I want to move on from the rant and talk about something positive. Botswana is the poster child for development. After the discovery of diamonds, the government spent a lot of the profits on developing the country. Many of the homes now have running water and electricity. Yes, water might run out biweekly for hours or days at the time, depending on the location, and electricity can shut off for hours, overall the living conditions are decent. If staying with locals, expect to take a bucket bath for showers are luxury features. What’s a bucket bath? You are in an empty tub with one bucket full of water and are pouring the water over you with a cup, completing your shampoo routine this way. This method is much more environment friendly than a shower that on average goes through 5 gallons of water per minute. Other luxury items like washing machines, laundry machines, etc. don’t exist in regular homes either.

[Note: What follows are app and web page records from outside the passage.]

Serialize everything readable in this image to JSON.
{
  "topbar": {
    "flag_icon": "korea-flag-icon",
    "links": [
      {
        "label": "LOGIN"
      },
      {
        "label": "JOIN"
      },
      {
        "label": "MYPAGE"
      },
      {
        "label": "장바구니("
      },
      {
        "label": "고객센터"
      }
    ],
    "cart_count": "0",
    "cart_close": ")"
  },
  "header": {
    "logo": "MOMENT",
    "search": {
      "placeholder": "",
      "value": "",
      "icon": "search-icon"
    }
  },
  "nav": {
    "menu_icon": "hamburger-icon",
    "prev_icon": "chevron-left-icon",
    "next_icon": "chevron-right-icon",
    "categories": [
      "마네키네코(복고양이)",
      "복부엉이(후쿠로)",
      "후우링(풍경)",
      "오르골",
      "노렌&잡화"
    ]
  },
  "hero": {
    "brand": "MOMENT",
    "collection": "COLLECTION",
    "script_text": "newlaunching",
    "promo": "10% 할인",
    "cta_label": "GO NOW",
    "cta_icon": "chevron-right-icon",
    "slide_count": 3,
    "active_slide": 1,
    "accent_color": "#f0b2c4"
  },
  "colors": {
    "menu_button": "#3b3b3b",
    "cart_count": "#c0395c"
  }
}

While we stayed in Botswana, the country was celebrating Bots50, for the country’s 50th anniversary. Very cool for them, but that brings me right back to another rant. I’m sorry. The government gave out millions of dollars for town to decorate themselves for the festivity. Majority of decorations were limited to piles of rocks being painted in the colors of the flag. This money could have been spent much wiser on improving unemployment rates or education instead of sloppy “art”.
There is much more I could add to the topic of Botswana, but will leave it be. Feel free to ask if you are curious! Despite my disagreement of Lonely Planet’s choice for 2016 concerning this mostly boring country, if you think that you shouldn’t visit Botswana because what I’ve said so far; I want to let you know that there is a valid reason for visiting. Safari! I went on a safari here and will tell you all about my experience in my next post. I nearly died….. So be sure to come back for my next post!
Cost breakdown of Gaborone (2 days with total cost of $127.40. Average daily cost is $63.70.)
- Hostel: $21.52 (1 night)
- Transportation: $100.83
- Bus: $87.75 (initial buses to town)
- Taxi: $13.08
- Food: $5.05 (1 meal)
Cost breakdown of Kanye (24 days with total cost of $172.26. Average daily cost is $7.18.)
- Transportation: $12.50
- Bus: $8.32
- Taxi: $4.18
- Food: $159.76
- Meals: $10.05 (2 meals)
- Groceries: $149.71
Side note: In Kanye, we bought the groceries for our friend as well, since she let us stay for free. Hence a third of the grocery bill should be adjusted off to account for 1 person only.